Now you see it, now you don't. It seems like it happened overnight. One moment literally millions of employees up and down the country could look forward confidently to adequate, in many cases generous, and often very generous pensions and a comfortable old age. The next moment, seemingly within the blink of an eye - or at least in no more than the time it takes for an actuary to redraft his figures - and it has all been stolen from them. Substitute welfare survival for a comfortable old age.

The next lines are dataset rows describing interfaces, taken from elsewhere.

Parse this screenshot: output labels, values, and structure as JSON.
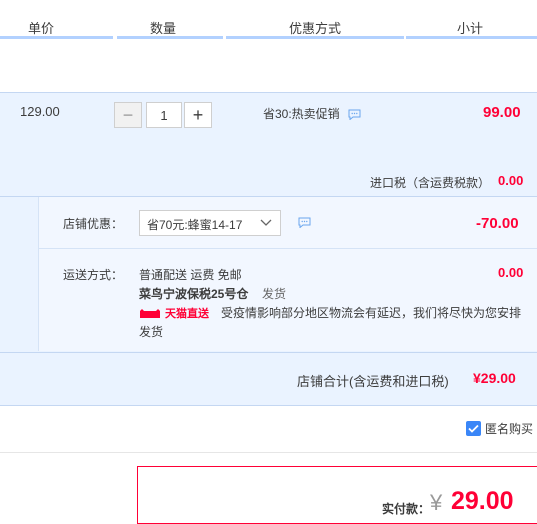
{
  "header": {
    "col_price": "单价",
    "col_qty": "数量",
    "col_promo": "优惠方式",
    "col_subtotal": "小计"
  },
  "item": {
    "unit_price": "129.00",
    "quantity": "1",
    "decrease_symbol": "−",
    "increase_symbol": "+",
    "promo": "省30:热卖促销",
    "subtotal": "99.00",
    "import_tax_label": "进口税（含运费税款）",
    "import_tax_value": "0.00"
  },
  "shop": {
    "discount_label": "店铺优惠：",
    "discount_selected": "省70元:蜂蜜14-17",
    "discount_value": "-70.00",
    "shipping_label": "运送方式：",
    "shipping_method": "普通配送 运费 免邮",
    "warehouse": "菜鸟宁波保税25号仓",
    "ship_status": "发货",
    "brand_tag": "天猫直送",
    "notice": "受疫情影响部分地区物流会有延迟，我们将尽快为您安排",
    "notice_end": "发货",
    "shipping_value": "0.00",
    "total_label": "店铺合计(含运费和进口税)",
    "total_value": "¥29.00"
  },
  "anonymous_label": "匿名购买",
  "payment": {
    "label": "实付款：",
    "currency": "¥",
    "amount": "29.00"
  },
  "colors": {
    "accent_red": "#ff0036",
    "header_line": "#b2d1ff",
    "row_bg": "#eaf3ff",
    "checkbox_blue": "#3a86f7"
  }
}
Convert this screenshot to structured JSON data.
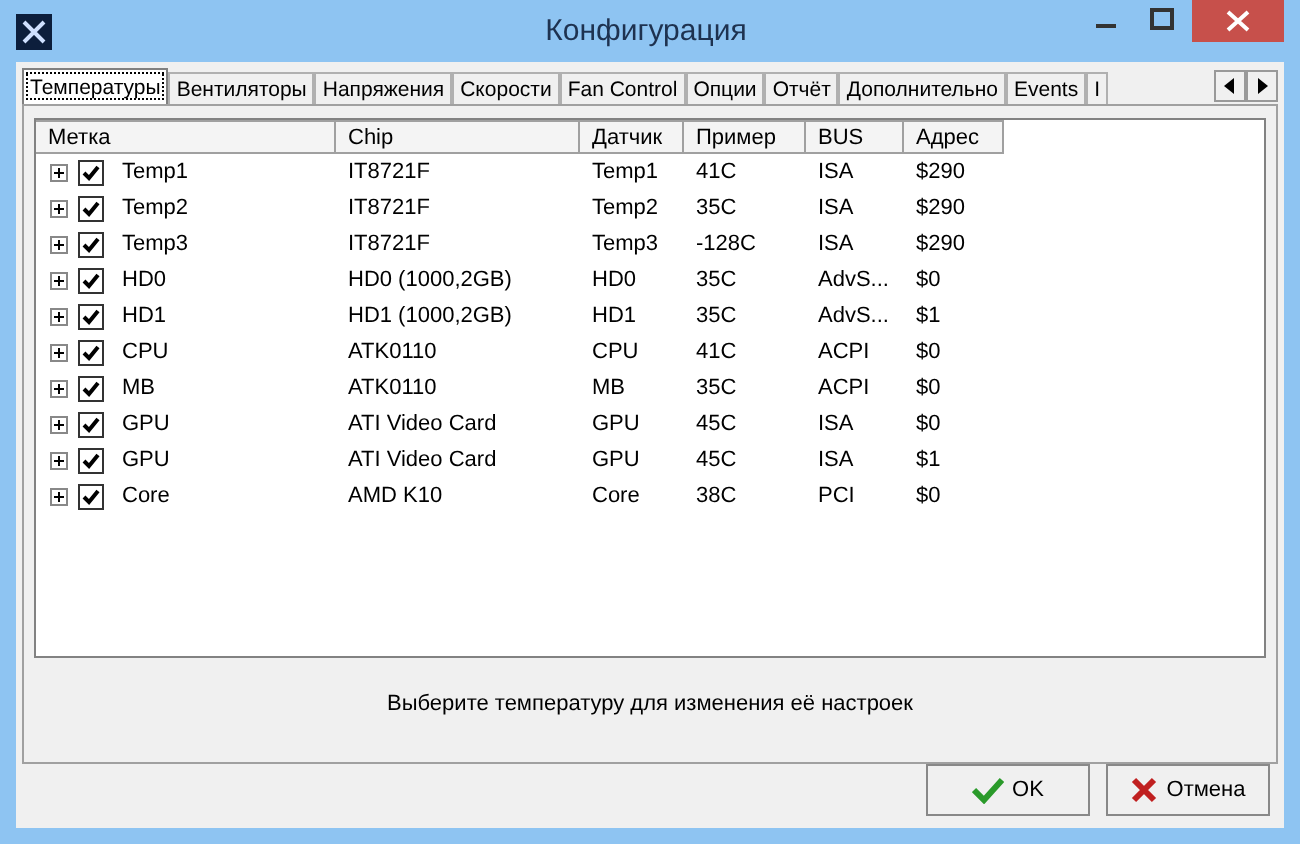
{
  "window": {
    "title": "Конфигурация"
  },
  "tabs": [
    {
      "label": "Температуры",
      "selected": true
    },
    {
      "label": "Вентиляторы",
      "selected": false
    },
    {
      "label": "Напряжения",
      "selected": false
    },
    {
      "label": "Скорости",
      "selected": false
    },
    {
      "label": "Fan Control",
      "selected": false
    },
    {
      "label": "Опции",
      "selected": false
    },
    {
      "label": "Отчёт",
      "selected": false
    },
    {
      "label": "Дополнительно",
      "selected": false
    },
    {
      "label": "Events",
      "selected": false
    },
    {
      "label": "I",
      "selected": false
    }
  ],
  "table": {
    "columns": [
      "Метка",
      "Chip",
      "Датчик",
      "Пример",
      "BUS",
      "Адрес"
    ],
    "rows": [
      {
        "checked": true,
        "cells": [
          "Temp1",
          "IT8721F",
          "Temp1",
          "41C",
          "ISA",
          "$290"
        ]
      },
      {
        "checked": true,
        "cells": [
          "Temp2",
          "IT8721F",
          "Temp2",
          "35C",
          "ISA",
          "$290"
        ]
      },
      {
        "checked": true,
        "cells": [
          "Temp3",
          "IT8721F",
          "Temp3",
          "-128C",
          "ISA",
          "$290"
        ]
      },
      {
        "checked": true,
        "cells": [
          "HD0",
          "HD0 (1000,2GB)",
          "HD0",
          "35C",
          "AdvS...",
          "$0"
        ]
      },
      {
        "checked": true,
        "cells": [
          "HD1",
          "HD1 (1000,2GB)",
          "HD1",
          "35C",
          "AdvS...",
          "$1"
        ]
      },
      {
        "checked": true,
        "cells": [
          "CPU",
          "ATK0110",
          "CPU",
          "41C",
          "ACPI",
          "$0"
        ]
      },
      {
        "checked": true,
        "cells": [
          "MB",
          "ATK0110",
          "MB",
          "35C",
          "ACPI",
          "$0"
        ]
      },
      {
        "checked": true,
        "cells": [
          "GPU",
          "ATI Video Card",
          "GPU",
          "45C",
          "ISA",
          "$0"
        ]
      },
      {
        "checked": true,
        "cells": [
          "GPU",
          "ATI Video Card",
          "GPU",
          "45C",
          "ISA",
          "$1"
        ]
      },
      {
        "checked": true,
        "cells": [
          "Core",
          "AMD K10",
          "Core",
          "38C",
          "PCI",
          "$0"
        ]
      }
    ]
  },
  "hint": "Выберите температуру для изменения её настроек",
  "buttons": [
    {
      "label": "OK",
      "kind": "ok"
    },
    {
      "label": "Отмена",
      "kind": "cancel"
    }
  ]
}
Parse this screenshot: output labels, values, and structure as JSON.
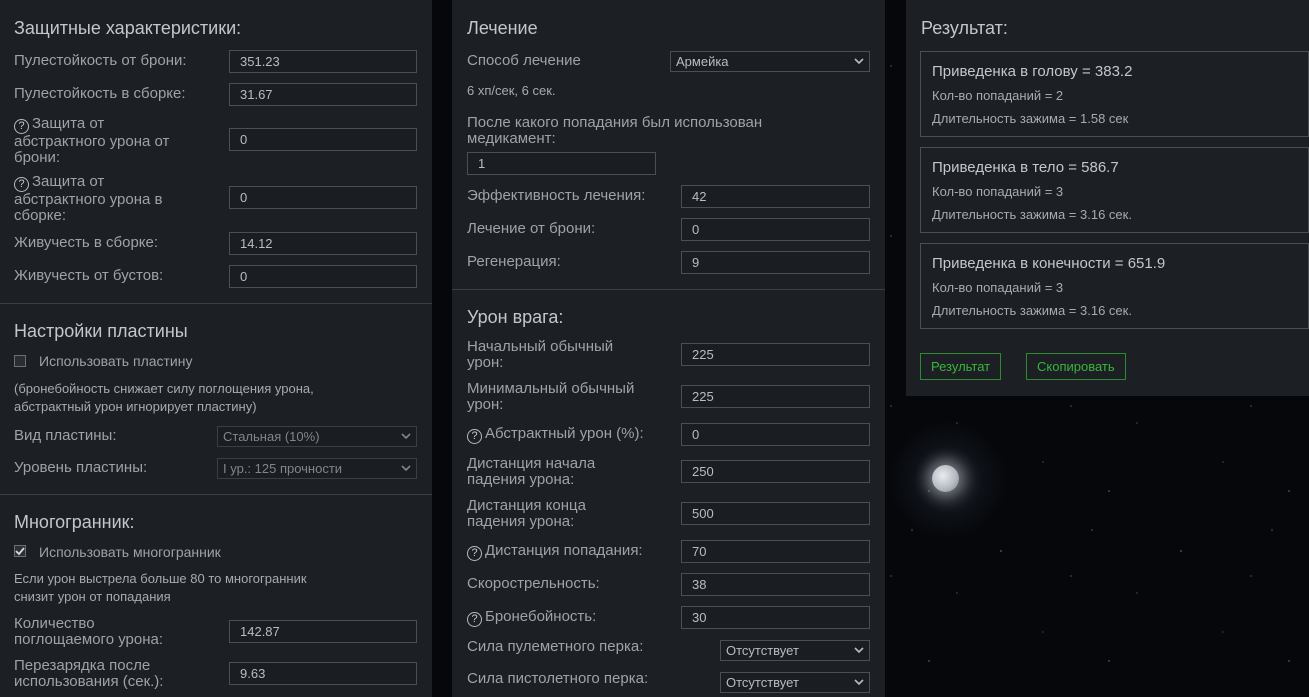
{
  "protection": {
    "title": "Защитные характеристики:",
    "armor_bullet_res_label": "Пулестойкость от брони:",
    "armor_bullet_res_value": "351.23",
    "build_bullet_res_label": "Пулестойкость в сборке:",
    "build_bullet_res_value": "31.67",
    "abstract_armor_label_1": "Защита от",
    "abstract_armor_label_2": "абстрактного урона от",
    "abstract_armor_label_3": "брони:",
    "abstract_armor_value": "0",
    "abstract_build_label_1": "Защита от",
    "abstract_build_label_2": "абстрактного урона в",
    "abstract_build_label_3": "сборке:",
    "abstract_build_value": "0",
    "vitality_build_label": "Живучесть в сборке:",
    "vitality_build_value": "14.12",
    "vitality_boost_label": "Живучесть от бустов:",
    "vitality_boost_value": "0",
    "help_glyph": "?"
  },
  "plate": {
    "title": "Настройки пластины",
    "use_label": "Использовать пластину",
    "use_checked": false,
    "note_1": "(бронебойность снижает силу поглощения урона,",
    "note_2": "абстрактный урон игнорирует пластину)",
    "type_label": "Вид пластины:",
    "type_value": "Стальная (10%)",
    "level_label": "Уровень пластины:",
    "level_value": "I ур.: 125 прочности"
  },
  "poly": {
    "title": "Многогранник:",
    "use_label": "Использовать многогранник",
    "use_checked": true,
    "note_1": "Если урон выстрела больше 80 то многогранник",
    "note_2": "снизит урон от попадания",
    "absorb_label_1": "Количество",
    "absorb_label_2": "поглощаемого урона:",
    "absorb_value": "142.87",
    "reload_label_1": "Перезарядка после",
    "reload_label_2": "использования (сек.):",
    "reload_value": "9.63"
  },
  "heal": {
    "title": "Лечение",
    "method_label": "Способ лечение",
    "method_value": "Армейка",
    "method_info": "6 хп/сек, 6 сек.",
    "after_hit_label_1": "После какого попадания был использован",
    "after_hit_label_2": "медикамент:",
    "after_hit_value": "1",
    "efficiency_label": "Эффективность лечения:",
    "efficiency_value": "42",
    "armor_heal_label": "Лечение от брони:",
    "armor_heal_value": "0",
    "regen_label": "Регенерация:",
    "regen_value": "9"
  },
  "enemy": {
    "title": "Урон врага:",
    "base_dmg_label_1": "Начальный обычный",
    "base_dmg_label_2": "урон:",
    "base_dmg_value": "225",
    "min_dmg_label_1": "Минимальный обычный",
    "min_dmg_label_2": "урон:",
    "min_dmg_value": "225",
    "abstract_label": "Абстрактный урон (%):",
    "abstract_value": "0",
    "falloff_start_label_1": "Дистанция начала",
    "falloff_start_label_2": "падения урона:",
    "falloff_start_value": "250",
    "falloff_end_label_1": "Дистанция конца",
    "falloff_end_label_2": "падения урона:",
    "falloff_end_value": "500",
    "hit_dist_label": "Дистанция попадания:",
    "hit_dist_value": "70",
    "rof_label": "Скорострельность:",
    "rof_value": "38",
    "pen_label": "Бронебойность:",
    "pen_value": "30",
    "mg_perk_label": "Сила пулеметного перка:",
    "mg_perk_value": "Отсутствует",
    "pistol_perk_label": "Сила пистолетного перка:",
    "pistol_perk_value": "Отсутствует"
  },
  "result": {
    "title": "Результат:",
    "cards": [
      {
        "title": "Приведенка в голову = 383.2",
        "hits": "Кол-во попаданий = 2",
        "duration": "Длительность зажима = 1.58 сек"
      },
      {
        "title": "Приведенка в тело = 586.7",
        "hits": "Кол-во попаданий = 3",
        "duration": "Длительность зажима = 3.16 сек."
      },
      {
        "title": "Приведенка в конечности = 651.9",
        "hits": "Кол-во попаданий = 3",
        "duration": "Длительность зажима = 3.16 сек."
      }
    ],
    "result_button": "Результат",
    "copy_button": "Скопировать"
  },
  "colors": {
    "panel": "#1c1f24",
    "accent_green": "#3ab53a",
    "border": "#4a4f56"
  }
}
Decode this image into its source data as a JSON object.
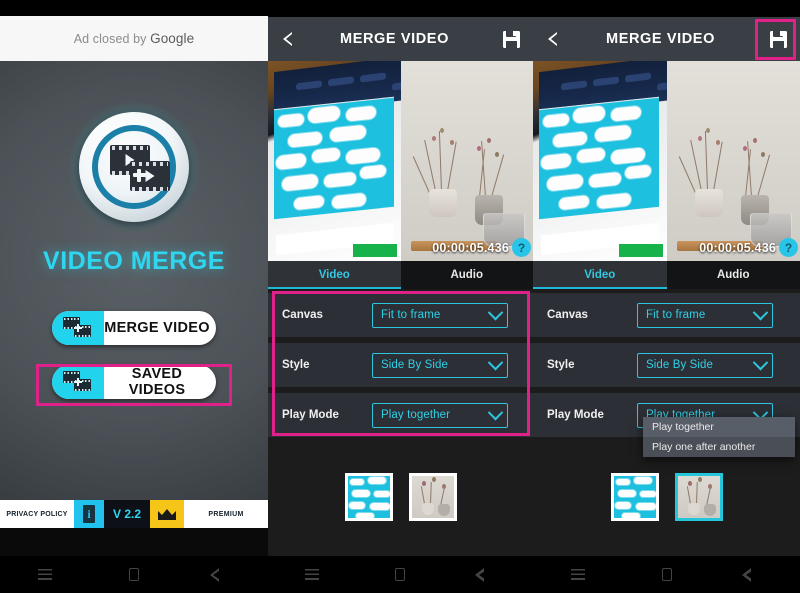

There is no shortage of scapegoats. Step forward first, Robert Maxwell and his ilk for whom pension fund assets represented a treasure ripe for ransack. What he did was blatant embezzlement, an outright criminal act. But it can well be said that, in essence, the end result of what he did was little different from the undoubtedly technically legitimate behaviour of an army of businessmen who secured a transfer of resources from pensioner to shareholder through the expedient of the pension fund 'holiday'. No need for the company to put more money into the pension pot for a while when there was the actuary's assurance that there was already more than enough there to provide pensioners with what they had been promised.
Hardly surprising, then, that someone else should be tempted to cast his greedy eyes in the same direction. Step forward chancellor Gordon Brown, anxious to do the seemingly impossible: raise more tax without breaking the Labour Party's 1997 election pledge not to put up taxes. Harry Houdini would surely have been proud of him. By the simple measure of abolishing the dividend tax credit, which up until then had enabled the so-called gross funds - pension funds and charities - to claw back the tax paid by companies on dividends, he raised a cool £5bn plus a year. Nobody would be hurt, ran the argument, as rising share prices would see all well for pensioners at the end of the day. There would, as it were, be no 'victims' to borrow the standard excuse of the white-collar criminal.No excuse
What is extraordinary, however, is that the man who likes to dub himself 'Mr Prudence' simply failed to foresee that what by now has become a £100bn hole in pension fund resources would not somehow impact on pensions. Or at least that is what we gather from the spin-doctors and other apologists who talk for Mr Brown on matters he would prefer to avoid.
Not 'foreseeing', however, is not going to be a good enough excuse for finance directors and auditors in the future. Not, at least, in the view of our very own David Tweedie and the Accounting Standards Board, who in their wisdom have decided to include crystal ball gazing among the responsibilities of those involved in the preparation of company accounts. For, in case you had not noticed (no excuse),, Retirement Benefits, requires disclosure in company accounts on the sustainability of a final salary pension scheme.
In complying withmuch (arguably everything) will depend on actuarial crystal ball gazing about such matters as forecast wage and salary levels, life expectancy, investment growth, investment returns and similar matters essentially incapable of more than very broad brush prediction - as indeed Gordon Brown has found out. No surprise, then, if turns out in practice to provide very little real comfort to those looking to company accounts for reassurance about their pension prospects.
Here's an interesting fact. At 3.45pm a few weeks ago the black hole in all of the FTSE 100 companies' pensions schemes miraculously vanished when the market went through a certain figure.
Here's another. The bigger the black hole becomes, the more quoted company shares are written down. The more they are written down, the lower their value in the pension schemes that hold them and the bigger the black hole becomes. I know who I'd like to push into it.
Phil Shohet is a director of KATO Consulting.